Although malpractice claims are common in all firms, the risk is increased for attorneys in smaller firms, who are more inclined to handle matters outside their areas of expertise. Thus, LPL insurance is a critical purchase for firms that employ fewer than 20 attorneys and solo practitioners, which account for approximately 75% of the lawyers in private practice. Fortunately, in today’s market, small firms can secure LPL coverage for relatively low premiums. For example, experienced attorneys in Missouri, Kansas and Southern Illinois can generally purchase basic LPL coverage for approximately $2,000 or less annually. Pricing, of course, varies based on your practice, policy limits and claim history.
One malpractice claim can leave your firm at risk for significant defense costs. In addition, a malpractice insurance policy provides indemnity to settle a judgment against an attorney and to provide a recovery to your client who may be financially damaged as a result of your error.
The possibility of a malpractice claim is a fact of life for attorneys. Despite diligence and caution, all attorneys are capable of mistakes that can result in a grievance or a malpractice suit. Malpractice insurance remains a best practice as it provides attorneys with an affordable and effective way to protect their business and clients against an error.
Is Your Firm Considering An “Of Counsel” Relationship?
According to Wikipedia an “Of Counsel” in the legal profession of the United States is the title of an attorney who has a relationship with a law firm or an organization, but is not an associate or a partner. Some firms use titles such as “counsel”, “special counsel”, and “senior counsel” for the same concept. According to the American Bar Association Formal Opinion 90-357, the term “of counsel” is to describe a “close, personal, continuous, and regular relationship” between the firm and counsel lawyer. In large law firms, the title generally denotes a lawyer with the experience of a partner, but who does not carry the same workload or business development responsibility.
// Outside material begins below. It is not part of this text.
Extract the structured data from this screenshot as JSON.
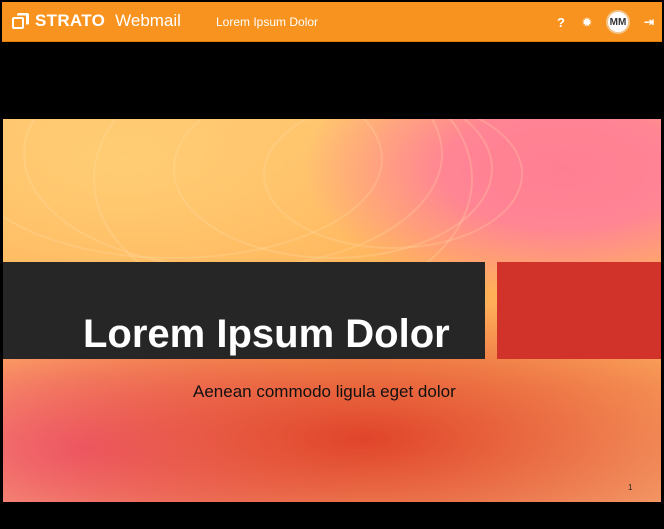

The general rule is the “of counsel” lawyer is responsible for his own malpractice, but is not vicariously liable for the “firm’s malpractice”. As a result the “of counsel” needs his or her own insurance policy to cover his or her independent acts. The firm is liable for its malpractice and the firm’s partners are vicariously liable for the malpractice of an “of counsel” lawyer acting within the actual or apparent scope of the firm’s practice and for the firm. As a result the “of counsel” should be added to the firm’s malpractice insurance policy, but only for the acts that the “of counsel” performs for “the firm”.
A firm considering forming an “of counsel” relationship with another lawyer should:
- Use a written “of counsel” agreement which outlines duties, benefits, compensation, use of the office and use of the office letterhead.
- Review your malpractice insurance. Make sure the “of counsel” lawyer is added to the law firm’s malpractice policy to cover acts performed for the firm. The “of counsel” lawyer should be required to maintain his or her own malpractice policy, for the acts performed on behalf of the “of counsel” attorneys own separate practice.
- Monitor the relationship to make sure both the “of counsel” lawyer and the firm are implementing the agreement. To avoid a malpractice “surprise” the review should focus on preventing acts that may indicate that the “of counsel” lawyer is acting within the actual or apparent scope of the firm’s practice beyond what has been agreed to by the parties.